Pirate King sailing the waves of love

Since Tuesday’s launch at Book Passage in the Ferry Building in San Francisco, I’ve been welcomed by some great and enthusiastic stores. (Visit the Events page to see if they have any signed books left.)

Today, the University of Washington Bookstore in Seattle put on a fabulous event for Pirate King, inviting the Seattle Gilbert & Sullivan Society to come and get us in the mood.  And that they did:









Glenda Williams, Derek Sellers, Jon Thumim, Jim Francis, Wendy Woolery, Glenn Nielsen, and Rick Hodgson gave us a rousing rendition of “With Cat-Like Tread” followed by “Pirate King.”  And the enthusiasm of their group proved contagious.  The packed audience was great (there’s nothing like a roomful people who think you’re brilliant to make you, well, a bit more nearly brilliant) and even threw their hearts into the third song, the LRK version of the “Major-General’s Song,” which is here.

I am having such a good time.

And the tour’s not even half over.

If you live near Portland, Chicago, Minneapolis, St Louis, Denver, or Santa Cruz, come and join the jokes, the talk, and the fun.  And—be prepared to sing!

Garden Party TwInvitation

You say your Royal Wedding invite got lost in the mail?  The White House staff seems to be ignoring you this summer? Well, fret no longer, your invitation to the social event of the season–nay, the year, is here.  If you’re feeling social, drop in and chat with Mary Russell and friends (Will that husband of hers make it this year?) If you think you’ll be too shy, we’re leaving a virtual gap in the fence for you to watch through.

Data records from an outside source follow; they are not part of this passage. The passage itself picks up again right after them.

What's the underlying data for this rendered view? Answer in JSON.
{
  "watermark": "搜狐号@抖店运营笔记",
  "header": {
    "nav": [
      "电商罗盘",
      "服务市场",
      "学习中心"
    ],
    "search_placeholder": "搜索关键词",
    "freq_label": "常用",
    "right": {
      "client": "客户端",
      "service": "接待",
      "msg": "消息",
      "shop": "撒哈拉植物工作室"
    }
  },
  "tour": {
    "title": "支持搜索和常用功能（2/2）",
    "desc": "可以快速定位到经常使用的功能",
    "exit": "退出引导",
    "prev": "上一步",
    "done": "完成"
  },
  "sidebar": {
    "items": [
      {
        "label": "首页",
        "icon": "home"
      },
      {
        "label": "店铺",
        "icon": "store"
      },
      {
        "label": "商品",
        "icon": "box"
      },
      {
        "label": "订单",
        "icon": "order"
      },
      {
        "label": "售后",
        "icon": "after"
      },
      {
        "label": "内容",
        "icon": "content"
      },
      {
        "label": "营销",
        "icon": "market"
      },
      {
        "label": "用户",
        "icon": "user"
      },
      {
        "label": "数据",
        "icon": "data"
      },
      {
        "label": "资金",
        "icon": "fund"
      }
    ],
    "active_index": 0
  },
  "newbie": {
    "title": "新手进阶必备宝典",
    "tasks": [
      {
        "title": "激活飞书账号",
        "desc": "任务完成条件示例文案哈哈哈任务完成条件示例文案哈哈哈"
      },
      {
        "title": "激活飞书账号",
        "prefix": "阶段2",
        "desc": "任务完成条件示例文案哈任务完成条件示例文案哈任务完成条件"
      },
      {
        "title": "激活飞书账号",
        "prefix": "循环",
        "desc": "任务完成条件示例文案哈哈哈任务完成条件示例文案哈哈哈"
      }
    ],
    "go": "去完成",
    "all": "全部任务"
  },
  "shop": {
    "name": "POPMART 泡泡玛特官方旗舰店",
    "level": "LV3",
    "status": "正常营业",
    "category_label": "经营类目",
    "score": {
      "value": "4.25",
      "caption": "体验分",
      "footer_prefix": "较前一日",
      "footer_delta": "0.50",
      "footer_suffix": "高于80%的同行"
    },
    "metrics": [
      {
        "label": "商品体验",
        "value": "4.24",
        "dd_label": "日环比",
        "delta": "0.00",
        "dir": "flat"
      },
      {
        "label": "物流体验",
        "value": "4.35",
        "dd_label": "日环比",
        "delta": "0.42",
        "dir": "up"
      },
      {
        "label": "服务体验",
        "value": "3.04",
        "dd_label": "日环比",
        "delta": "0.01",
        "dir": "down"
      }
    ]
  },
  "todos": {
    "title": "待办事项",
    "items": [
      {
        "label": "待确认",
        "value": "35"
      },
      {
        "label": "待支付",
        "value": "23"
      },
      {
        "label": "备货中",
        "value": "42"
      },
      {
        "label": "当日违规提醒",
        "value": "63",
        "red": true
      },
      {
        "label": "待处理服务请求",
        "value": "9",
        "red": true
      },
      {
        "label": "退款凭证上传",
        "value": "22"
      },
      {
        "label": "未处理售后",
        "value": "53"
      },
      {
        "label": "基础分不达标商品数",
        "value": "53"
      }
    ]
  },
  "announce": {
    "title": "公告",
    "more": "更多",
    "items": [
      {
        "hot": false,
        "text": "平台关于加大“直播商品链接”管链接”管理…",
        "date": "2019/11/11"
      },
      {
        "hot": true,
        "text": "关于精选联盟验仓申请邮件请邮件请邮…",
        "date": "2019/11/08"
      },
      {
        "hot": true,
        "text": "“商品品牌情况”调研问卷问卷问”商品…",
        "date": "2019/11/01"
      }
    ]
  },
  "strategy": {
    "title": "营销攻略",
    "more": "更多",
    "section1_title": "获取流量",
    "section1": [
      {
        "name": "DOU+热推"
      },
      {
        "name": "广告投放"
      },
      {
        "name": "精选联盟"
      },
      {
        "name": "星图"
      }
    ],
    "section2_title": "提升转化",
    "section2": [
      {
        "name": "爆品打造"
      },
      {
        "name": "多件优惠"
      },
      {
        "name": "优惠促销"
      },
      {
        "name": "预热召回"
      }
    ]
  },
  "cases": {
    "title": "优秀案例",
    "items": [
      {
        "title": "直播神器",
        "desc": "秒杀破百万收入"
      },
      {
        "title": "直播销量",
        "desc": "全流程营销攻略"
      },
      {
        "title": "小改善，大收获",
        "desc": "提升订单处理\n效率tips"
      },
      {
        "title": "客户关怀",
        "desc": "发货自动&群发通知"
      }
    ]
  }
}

When and where is this happening?  This Sunday afternoon, on the terrace of Russell & Holmes’ house in Sussex–or, on a computer screen near you.  And now, from the virtual engraved envelope, your invitation to join us for the Twitter Garrrrden Party:

Explanation and links are here.  Come and have a great time, although I’d watch out for the honey wine, if I were you.  Holmes makes it powerful.